You can recognize whether a panic attack is just anxiety gone too far or if it is something more serious.

Panic attacks can be very scary. Their symptoms are intense and sudden, a feeling of terror coupled with a sense that you can't breathe or might die. For some people, the physical symptoms of an attack aren't so serious: there may be dizziness, weakness in the knees, sweating and nausea.

For others, though, these physical signs are combined with more disturbing feelings: you may feel like you're going to lose control of your mind; like your thoughts are racing and coming unhinged from the things you know; like there's something wrong with your body or that everything is falling apart around you; like you're going to go crazy or hurt yourself in some terrible way.

It's important for people experiencing panic attacks to realize that this is just anxiety gone too far.

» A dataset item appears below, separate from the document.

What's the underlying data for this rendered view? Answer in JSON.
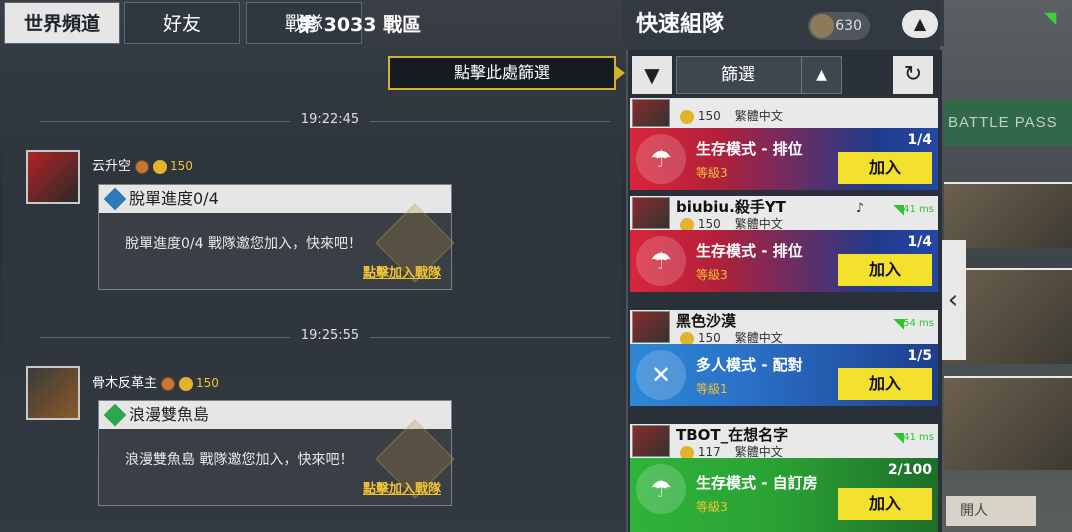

It can happen when we're under stress—but it doesn't have to mean there is something wrong with us as people (or our brains). In fact, most people who experience panic attacks have no underlying medical condition that would make them prone to them in general (although they may need treatment for other problems related to anxiety). And while it's perfectly normal not always being able to tell the difference between an anxiety attack and a panic attack—the warning signs are different—it's very important to seek help if one of these feelings develops in someone else.